Jeux de Peau is almost linear, but not steady. There is constant movement, like a river of scent that seems still, but is alive with thousand of tiny waves and movements, over stones and past outcroppings of the shore, over sandbanks and deeper pools, over smooth pebbles and jagged rocks.
The perfume has uncharacteristically low sillage (for a Lutens), it wears close to the skin, paying tribute to its name, but it lasts for a long time. With every wear I seem to note something different, a 1 ml sample does not last long, and I am lucky I got a second one from a perfume store, but even two samples are not enough. With this scent it will take several more wearings to sniff out all the nuances. The last time I wore it I got a distinctly salty, savory bread note in the drydown that I had previously missed.
Jeux de Peau is a gourmand scent in the very best sense of the genre. This is no bakery to me, this is the idea of a bakery, filtered and refined, rendered abstract, removed from reality, seen through the eyes of an artist and thus becoming something else, something higher – art.
Once more – while fully prepared to not like this, to be sceptical, to chart it all up to hype, to imagine M. Lutens sitting and having a good laugh about all of us scrambling and falling over ourselves to get our hands and noses on his newest offering (and no doubt he is smirking a little at least!), I am impressed. Impressed with the depth of this creation, with the artistic rendering of an idea, with the so much more refined execution of something that could have ended up mundane and literal in lesser hands.
Christopher Sheldrake and Serge Lutens are indeed a dream team, I imagine them communicating on a basis by now that is above speech. Sheldrake’s masterful execution of Lutens ideas, the minute direction of every technical step of the creation by Lutens – as I imagine it at least, I don’t know the first thing about their actual method of working – seems to me like a perfect pairing.
I have many perfumes in my collection, and many of them are by Serge Lutens. You could say I am a fan, but by no means an indiscriminate one. I have as many Scents of Horror that came out of the Palais Royal as I have beloved fragrances. (see Perfume Reviews for other Lutens perfumes)
But I have nothing that is similar to Jeux de Peau. It is undeniably Lutensian/Lutenesque, there is the signature of other creations in Jeux de Peau, it is clearly part of the oeuvre. It is like recognizing a Mozart composition even if you have never heard this particular concerto (although Mozart is probably not the best comparison, Bruckner or Mahler would be more fitting). But despite the recognizability as part of something bigger, Jeux de Peau is the most unique fragrance I have encountered in a long time.
The image of a river is certainly not what comes to mind for many people, but it is what this scent evoked in me and the longer I think about it the more it fits. It is a quiet, but powerful perfume, it looks innocent but it has the power to drown you, you need to be able to swim, then you will fully enjoy its pleasures.

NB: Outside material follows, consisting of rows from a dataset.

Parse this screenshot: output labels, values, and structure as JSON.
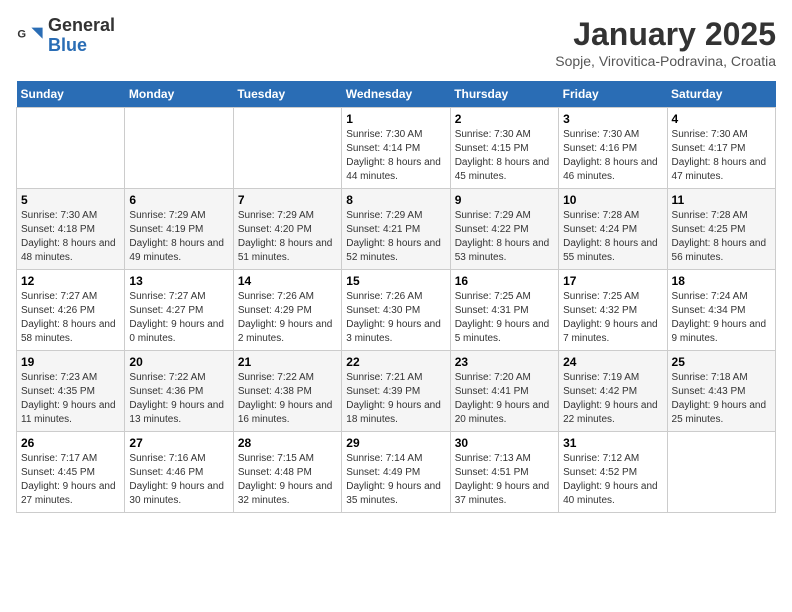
{
  "header": {
    "logo_general": "General",
    "logo_blue": "Blue",
    "title": "January 2025",
    "subtitle": "Sopje, Virovitica-Podravina, Croatia"
  },
  "days_of_week": [
    "Sunday",
    "Monday",
    "Tuesday",
    "Wednesday",
    "Thursday",
    "Friday",
    "Saturday"
  ],
  "weeks": [
    [
      {
        "day": "",
        "sunrise": "",
        "sunset": "",
        "daylight": ""
      },
      {
        "day": "",
        "sunrise": "",
        "sunset": "",
        "daylight": ""
      },
      {
        "day": "",
        "sunrise": "",
        "sunset": "",
        "daylight": ""
      },
      {
        "day": "1",
        "sunrise": "Sunrise: 7:30 AM",
        "sunset": "Sunset: 4:14 PM",
        "daylight": "Daylight: 8 hours and 44 minutes."
      },
      {
        "day": "2",
        "sunrise": "Sunrise: 7:30 AM",
        "sunset": "Sunset: 4:15 PM",
        "daylight": "Daylight: 8 hours and 45 minutes."
      },
      {
        "day": "3",
        "sunrise": "Sunrise: 7:30 AM",
        "sunset": "Sunset: 4:16 PM",
        "daylight": "Daylight: 8 hours and 46 minutes."
      },
      {
        "day": "4",
        "sunrise": "Sunrise: 7:30 AM",
        "sunset": "Sunset: 4:17 PM",
        "daylight": "Daylight: 8 hours and 47 minutes."
      }
    ],
    [
      {
        "day": "5",
        "sunrise": "Sunrise: 7:30 AM",
        "sunset": "Sunset: 4:18 PM",
        "daylight": "Daylight: 8 hours and 48 minutes."
      },
      {
        "day": "6",
        "sunrise": "Sunrise: 7:29 AM",
        "sunset": "Sunset: 4:19 PM",
        "daylight": "Daylight: 8 hours and 49 minutes."
      },
      {
        "day": "7",
        "sunrise": "Sunrise: 7:29 AM",
        "sunset": "Sunset: 4:20 PM",
        "daylight": "Daylight: 8 hours and 51 minutes."
      },
      {
        "day": "8",
        "sunrise": "Sunrise: 7:29 AM",
        "sunset": "Sunset: 4:21 PM",
        "daylight": "Daylight: 8 hours and 52 minutes."
      },
      {
        "day": "9",
        "sunrise": "Sunrise: 7:29 AM",
        "sunset": "Sunset: 4:22 PM",
        "daylight": "Daylight: 8 hours and 53 minutes."
      },
      {
        "day": "10",
        "sunrise": "Sunrise: 7:28 AM",
        "sunset": "Sunset: 4:24 PM",
        "daylight": "Daylight: 8 hours and 55 minutes."
      },
      {
        "day": "11",
        "sunrise": "Sunrise: 7:28 AM",
        "sunset": "Sunset: 4:25 PM",
        "daylight": "Daylight: 8 hours and 56 minutes."
      }
    ],
    [
      {
        "day": "12",
        "sunrise": "Sunrise: 7:27 AM",
        "sunset": "Sunset: 4:26 PM",
        "daylight": "Daylight: 8 hours and 58 minutes."
      },
      {
        "day": "13",
        "sunrise": "Sunrise: 7:27 AM",
        "sunset": "Sunset: 4:27 PM",
        "daylight": "Daylight: 9 hours and 0 minutes."
      },
      {
        "day": "14",
        "sunrise": "Sunrise: 7:26 AM",
        "sunset": "Sunset: 4:29 PM",
        "daylight": "Daylight: 9 hours and 2 minutes."
      },
      {
        "day": "15",
        "sunrise": "Sunrise: 7:26 AM",
        "sunset": "Sunset: 4:30 PM",
        "daylight": "Daylight: 9 hours and 3 minutes."
      },
      {
        "day": "16",
        "sunrise": "Sunrise: 7:25 AM",
        "sunset": "Sunset: 4:31 PM",
        "daylight": "Daylight: 9 hours and 5 minutes."
      },
      {
        "day": "17",
        "sunrise": "Sunrise: 7:25 AM",
        "sunset": "Sunset: 4:32 PM",
        "daylight": "Daylight: 9 hours and 7 minutes."
      },
      {
        "day": "18",
        "sunrise": "Sunrise: 7:24 AM",
        "sunset": "Sunset: 4:34 PM",
        "daylight": "Daylight: 9 hours and 9 minutes."
      }
    ],
    [
      {
        "day": "19",
        "sunrise": "Sunrise: 7:23 AM",
        "sunset": "Sunset: 4:35 PM",
        "daylight": "Daylight: 9 hours and 11 minutes."
      },
      {
        "day": "20",
        "sunrise": "Sunrise: 7:22 AM",
        "sunset": "Sunset: 4:36 PM",
        "daylight": "Daylight: 9 hours and 13 minutes."
      },
      {
        "day": "21",
        "sunrise": "Sunrise: 7:22 AM",
        "sunset": "Sunset: 4:38 PM",
        "daylight": "Daylight: 9 hours and 16 minutes."
      },
      {
        "day": "22",
        "sunrise": "Sunrise: 7:21 AM",
        "sunset": "Sunset: 4:39 PM",
        "daylight": "Daylight: 9 hours and 18 minutes."
      },
      {
        "day": "23",
        "sunrise": "Sunrise: 7:20 AM",
        "sunset": "Sunset: 4:41 PM",
        "daylight": "Daylight: 9 hours and 20 minutes."
      },
      {
        "day": "24",
        "sunrise": "Sunrise: 7:19 AM",
        "sunset": "Sunset: 4:42 PM",
        "daylight": "Daylight: 9 hours and 22 minutes."
      },
      {
        "day": "25",
        "sunrise": "Sunrise: 7:18 AM",
        "sunset": "Sunset: 4:43 PM",
        "daylight": "Daylight: 9 hours and 25 minutes."
      }
    ],
    [
      {
        "day": "26",
        "sunrise": "Sunrise: 7:17 AM",
        "sunset": "Sunset: 4:45 PM",
        "daylight": "Daylight: 9 hours and 27 minutes."
      },
      {
        "day": "27",
        "sunrise": "Sunrise: 7:16 AM",
        "sunset": "Sunset: 4:46 PM",
        "daylight": "Daylight: 9 hours and 30 minutes."
      },
      {
        "day": "28",
        "sunrise": "Sunrise: 7:15 AM",
        "sunset": "Sunset: 4:48 PM",
        "daylight": "Daylight: 9 hours and 32 minutes."
      },
      {
        "day": "29",
        "sunrise": "Sunrise: 7:14 AM",
        "sunset": "Sunset: 4:49 PM",
        "daylight": "Daylight: 9 hours and 35 minutes."
      },
      {
        "day": "30",
        "sunrise": "Sunrise: 7:13 AM",
        "sunset": "Sunset: 4:51 PM",
        "daylight": "Daylight: 9 hours and 37 minutes."
      },
      {
        "day": "31",
        "sunrise": "Sunrise: 7:12 AM",
        "sunset": "Sunset: 4:52 PM",
        "daylight": "Daylight: 9 hours and 40 minutes."
      },
      {
        "day": "",
        "sunrise": "",
        "sunset": "",
        "daylight": ""
      }
    ]
  ]
}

After the initial delight with those yummy top notes that are no more than a gimmick, a little joke on the part of the master, Jeux de Peau took its time to reel me in, I was not enamored from the first wearing. But by the third time, I was smitten.
You may have read about my bottle embargo, so sadly the only chance I have to get a full size of Jeux de Peau is, when somebody gives it to me. (Maybe somebody who recently got a car?!) I
want need have to have would very much like to add it to my collection.
For times when I need reassurance, something to hold onto that is complex and deep, but soft and cozy at the same time, Jeux de Peau seems perfect.
If you are in doubt about this perfume (as I was before I really got to know it), it is worth your time. I am glad Lutens has created something so strange, yet likable, so unique, yet wearable.
Try Jeux de Peau! You know you want to!